Prime Minister Tony Blair has refused to commit himself to giving MPs a vote on replacing the UK nuclear deterrent.
Trident will be decommissioned in about 20 years' time
He told a committee of senior MPs there would be the "fullest possible" debate. The decision would be taken in a "more open way" than had happened previously.
The government is expected to outline plans to replace the Trident missile system, which some MPs estimate will cost £20bn, before the next election.
"I'm not committing myself to a vote... not ruling it out either," he said.
'Not ruled out'
Mr Blair said Parliament tended to find a way to have a vote on big issues, and said a decision such as this was "not going to just pop out one day".
Asked about when a promised debate on replacing Trident might begin, Mr Blair told the Liaison committee he could be specific yet.
But he did say that by the end of the year "we should have a clear idea of the timeline" for it.
Defence Secretary John Reid said last year that no decision on replacing Trident had been taken.
But he said Labour was committed to keeping Britain's nuclear deterrent.
Trident is expected to be decommissioned in about 20 years' time.
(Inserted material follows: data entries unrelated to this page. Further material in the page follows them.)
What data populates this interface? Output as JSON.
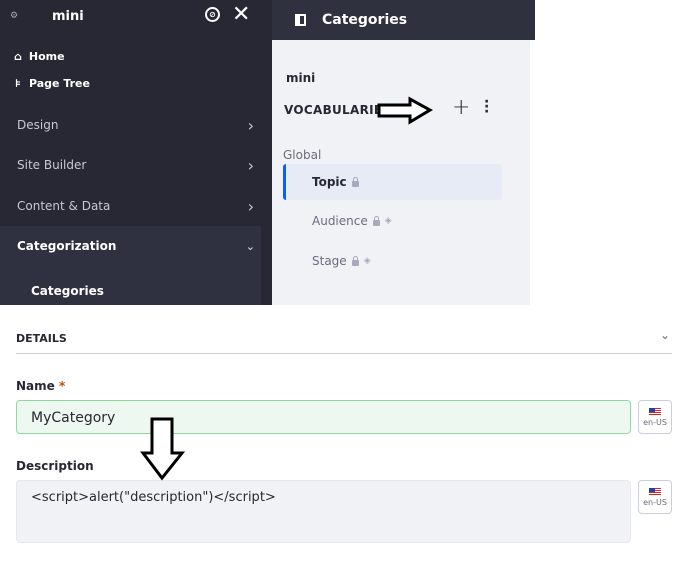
{
  "sidebar": {
    "site": "mini",
    "items": {
      "home": "Home",
      "page_tree": "Page Tree",
      "design": "Design",
      "site_builder": "Site Builder",
      "content": "Content & Data",
      "categorization": "Categorization",
      "categories": "Categories"
    }
  },
  "panel": {
    "title": "Categories",
    "site": "mini",
    "vocab_heading": "VOCABULARIES",
    "group": "Global",
    "vocabularies": [
      {
        "label": "Topic",
        "active": true
      },
      {
        "label": "Audience"
      },
      {
        "label": "Stage"
      }
    ]
  },
  "form": {
    "section": "DETAILS",
    "name_label": "Name",
    "required": "*",
    "name_value": "MyCategory",
    "desc_label": "Description",
    "desc_value": "<script>alert(\"description\")</script>",
    "lang": "en-US"
  },
  "colors": {
    "sidebar": "#272833",
    "accent": "#0b5fff",
    "valid": "#8fd9a0"
  }
}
The nuclear deterrent system was last updated in 1980.
Last year, a group of writers, led by Nobel Prize winner Harold Pinter, wrote an open letter to MPs saying there was "no legitimate political, military or moral reason" for replacing Trident.